Your answer should consist of the complete listing, repeated verbatim.

=== Excerpted data ===
*-*-*

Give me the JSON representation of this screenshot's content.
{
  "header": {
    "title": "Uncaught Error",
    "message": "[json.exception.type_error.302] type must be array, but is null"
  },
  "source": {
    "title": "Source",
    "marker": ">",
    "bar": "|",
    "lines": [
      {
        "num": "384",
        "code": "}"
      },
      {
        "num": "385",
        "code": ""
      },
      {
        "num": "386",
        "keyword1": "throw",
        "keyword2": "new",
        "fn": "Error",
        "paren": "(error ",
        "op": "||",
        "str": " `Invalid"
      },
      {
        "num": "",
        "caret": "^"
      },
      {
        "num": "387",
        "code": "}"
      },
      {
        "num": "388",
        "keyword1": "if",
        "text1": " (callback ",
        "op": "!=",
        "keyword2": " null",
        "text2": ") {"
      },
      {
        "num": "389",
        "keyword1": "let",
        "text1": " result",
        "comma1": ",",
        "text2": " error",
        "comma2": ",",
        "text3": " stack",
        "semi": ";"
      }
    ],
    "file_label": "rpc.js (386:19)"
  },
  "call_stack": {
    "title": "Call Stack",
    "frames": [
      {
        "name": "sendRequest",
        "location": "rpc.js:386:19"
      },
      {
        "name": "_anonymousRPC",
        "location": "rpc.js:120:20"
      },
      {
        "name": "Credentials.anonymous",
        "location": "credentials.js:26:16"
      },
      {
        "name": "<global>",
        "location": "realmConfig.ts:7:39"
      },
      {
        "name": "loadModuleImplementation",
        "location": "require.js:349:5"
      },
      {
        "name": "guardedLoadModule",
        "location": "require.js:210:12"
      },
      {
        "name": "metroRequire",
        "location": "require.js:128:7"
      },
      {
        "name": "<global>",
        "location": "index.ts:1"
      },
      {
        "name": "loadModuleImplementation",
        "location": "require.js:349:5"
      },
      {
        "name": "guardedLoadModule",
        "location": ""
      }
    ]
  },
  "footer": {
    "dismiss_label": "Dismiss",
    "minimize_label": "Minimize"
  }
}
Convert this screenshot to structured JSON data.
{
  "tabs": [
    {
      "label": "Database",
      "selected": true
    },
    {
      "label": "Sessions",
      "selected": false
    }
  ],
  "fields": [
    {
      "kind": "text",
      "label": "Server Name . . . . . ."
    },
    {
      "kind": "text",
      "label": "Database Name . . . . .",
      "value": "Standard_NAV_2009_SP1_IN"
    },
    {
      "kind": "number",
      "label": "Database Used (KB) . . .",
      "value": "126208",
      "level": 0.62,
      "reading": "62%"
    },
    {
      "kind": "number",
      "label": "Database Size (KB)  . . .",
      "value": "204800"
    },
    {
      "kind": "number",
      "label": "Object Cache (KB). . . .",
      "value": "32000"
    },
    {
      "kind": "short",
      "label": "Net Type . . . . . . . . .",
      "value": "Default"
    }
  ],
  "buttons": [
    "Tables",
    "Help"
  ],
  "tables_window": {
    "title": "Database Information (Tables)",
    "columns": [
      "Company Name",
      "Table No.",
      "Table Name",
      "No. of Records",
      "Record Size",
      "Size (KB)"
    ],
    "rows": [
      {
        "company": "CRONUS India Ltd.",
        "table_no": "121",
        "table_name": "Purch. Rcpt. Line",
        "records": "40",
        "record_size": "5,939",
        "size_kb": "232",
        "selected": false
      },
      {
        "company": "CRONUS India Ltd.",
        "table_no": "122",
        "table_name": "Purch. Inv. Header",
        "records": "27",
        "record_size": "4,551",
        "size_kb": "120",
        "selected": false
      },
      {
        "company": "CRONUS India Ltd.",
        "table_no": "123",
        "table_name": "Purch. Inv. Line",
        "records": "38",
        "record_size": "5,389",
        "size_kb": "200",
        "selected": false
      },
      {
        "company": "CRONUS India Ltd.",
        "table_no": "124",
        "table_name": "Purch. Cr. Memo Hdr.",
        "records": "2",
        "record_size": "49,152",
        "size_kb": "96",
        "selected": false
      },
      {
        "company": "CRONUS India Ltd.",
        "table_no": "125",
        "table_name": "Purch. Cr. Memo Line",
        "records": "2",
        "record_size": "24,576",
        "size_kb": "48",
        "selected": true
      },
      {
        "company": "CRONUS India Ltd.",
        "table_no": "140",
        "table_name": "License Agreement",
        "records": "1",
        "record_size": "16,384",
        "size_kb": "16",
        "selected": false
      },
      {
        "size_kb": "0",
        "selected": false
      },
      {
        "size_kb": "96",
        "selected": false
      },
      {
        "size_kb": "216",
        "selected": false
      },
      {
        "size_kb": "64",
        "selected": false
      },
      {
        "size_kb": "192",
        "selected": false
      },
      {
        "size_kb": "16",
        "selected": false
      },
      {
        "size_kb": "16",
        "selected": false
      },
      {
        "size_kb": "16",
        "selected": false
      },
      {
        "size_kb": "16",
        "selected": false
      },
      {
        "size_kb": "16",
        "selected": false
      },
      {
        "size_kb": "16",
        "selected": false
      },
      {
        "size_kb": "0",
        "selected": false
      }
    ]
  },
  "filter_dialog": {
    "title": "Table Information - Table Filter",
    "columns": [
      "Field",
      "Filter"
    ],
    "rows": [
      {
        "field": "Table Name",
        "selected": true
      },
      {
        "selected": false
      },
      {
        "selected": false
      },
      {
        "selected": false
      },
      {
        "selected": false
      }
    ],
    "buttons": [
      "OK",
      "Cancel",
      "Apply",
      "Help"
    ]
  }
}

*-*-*

=== Problem solution ===
Give me the JSON representation of this screenshot's content.
{
  "header": {
    "title": "Uncaught Error",
    "message": "[json.exception.type_error.302] type must be array, but is null"
  },
  "source": {
    "title": "Source",
    "marker": ">",
    "bar": "|",
    "lines": [
      {
        "num": "384",
        "code": "}"
      },
      {
        "num": "385",
        "code": ""
      },
      {
        "num": "386",
        "keyword1": "throw",
        "keyword2": "new",
        "fn": "Error",
        "paren": "(error ",
        "op": "||",
        "str": " `Invalid"
      },
      {
        "num": "",
        "caret": "^"
      },
      {
        "num": "387",
        "code": "}"
      },
      {
        "num": "388",
        "keyword1": "if",
        "text1": " (callback ",
        "op": "!=",
        "keyword2": " null",
        "text2": ") {"
      },
      {
        "num": "389",
        "keyword1": "let",
        "text1": " result",
        "comma1": ",",
        "text2": " error",
        "comma2": ",",
        "text3": " stack",
        "semi": ";"
      }
    ],
    "file_label": "rpc.js (386:19)"
  },
  "call_stack": {
    "title": "Call Stack",
    "frames": [
      {
        "name": "sendRequest",
        "location": "rpc.js:386:19"
      },
      {
        "name": "_anonymousRPC",
        "location": "rpc.js:120:20"
      },
      {
        "name": "Credentials.anonymous",
        "location": "credentials.js:26:16"
      },
      {
        "name": "<global>",
        "location": "realmConfig.ts:7:39"
      },
      {
        "name": "loadModuleImplementation",
        "location": "require.js:349:5"
      },
      {
        "name": "guardedLoadModule",
        "location": "require.js:210:12"
      },
      {
        "name": "metroRequire",
        "location": "require.js:128:7"
      },
      {
        "name": "<global>",
        "location": "index.ts:1"
      },
      {
        "name": "loadModuleImplementation",
        "location": "require.js:349:5"
      },
      {
        "name": "guardedLoadModule",
        "location": ""
      }
    ]
  },
  "footer": {
    "dismiss_label": "Dismiss",
    "minimize_label": "Minimize"
  }
}
Convert this screenshot to structured JSON data.
{
  "tabs": [
    {
      "label": "Database",
      "selected": true
    },
    {
      "label": "Sessions",
      "selected": false
    }
  ],
  "fields": [
    {
      "kind": "text",
      "label": "Server Name . . . . . ."
    },
    {
      "kind": "text",
      "label": "Database Name . . . . .",
      "value": "Standard_NAV_2009_SP1_IN"
    },
    {
      "kind": "number",
      "label": "Database Used (KB) . . .",
      "value": "126208",
      "level": 0.62,
      "reading": "62%"
    },
    {
      "kind": "number",
      "label": "Database Size (KB)  . . .",
      "value": "204800"
    },
    {
      "kind": "number",
      "label": "Object Cache (KB). . . .",
      "value": "32000"
    },
    {
      "kind": "short",
      "label": "Net Type . . . . . . . . .",
      "value": "Default"
    }
  ],
  "buttons": [
    "Tables",
    "Help"
  ],
  "tables_window": {
    "title": "Database Information (Tables)",
    "columns": [
      "Company Name",
      "Table No.",
      "Table Name",
      "No. of Records",
      "Record Size",
      "Size (KB)"
    ],
    "rows": [
      {
        "company": "CRONUS India Ltd.",
        "table_no": "121",
        "table_name": "Purch. Rcpt. Line",
        "records": "40",
        "record_size": "5,939",
        "size_kb": "232",
        "selected": false
      },
      {
        "company": "CRONUS India Ltd.",
        "table_no": "122",
        "table_name": "Purch. Inv. Header",
        "records": "27",
        "record_size": "4,551",
        "size_kb": "120",
        "selected": false
      },
      {
        "company": "CRONUS India Ltd.",
        "table_no": "123",
        "table_name": "Purch. Inv. Line",
        "records": "38",
        "record_size": "5,389",
        "size_kb": "200",
        "selected": false
      },
      {
        "company": "CRONUS India Ltd.",
        "table_no": "124",
        "table_name": "Purch. Cr. Memo Hdr.",
        "records": "2",
        "record_size": "49,152",
        "size_kb": "96",
        "selected": false
      },
      {
        "company": "CRONUS India Ltd.",
        "table_no": "125",
        "table_name": "Purch. Cr. Memo Line",
        "records": "2",
        "record_size": "24,576",
        "size_kb": "48",
        "selected": true
      },
      {
        "company": "CRONUS India Ltd.",
        "table_no": "140",
        "table_name": "License Agreement",
        "records": "1",
        "record_size": "16,384",
        "size_kb": "16",
        "selected": false
      },
      {
        "size_kb": "0",
        "selected": false
      },
      {
        "size_kb": "96",
        "selected": false
      },
      {
        "size_kb": "216",
        "selected": false
      },
      {
        "size_kb": "64",
        "selected": false
      },
      {
        "size_kb": "192",
        "selected": false
      },
      {
        "size_kb": "16",
        "selected": false
      },
      {
        "size_kb": "16",
        "selected": false
      },
      {
        "size_kb": "16",
        "selected": false
      },
      {
        "size_kb": "16",
        "selected": false
      },
      {
        "size_kb": "16",
        "selected": false
      },
      {
        "size_kb": "16",
        "selected": false
      },
      {
        "size_kb": "0",
        "selected": false
      }
    ]
  },
  "filter_dialog": {
    "title": "Table Information - Table Filter",
    "columns": [
      "Field",
      "Filter"
    ],
    "rows": [
      {
        "field": "Table Name",
        "selected": true
      },
      {
        "selected": false
      },
      {
        "selected": false
      },
      {
        "selected": false
      },
      {
        "selected": false
      }
    ],
    "buttons": [
      "OK",
      "Cancel",
      "Apply",
      "Help"
    ]
  }
}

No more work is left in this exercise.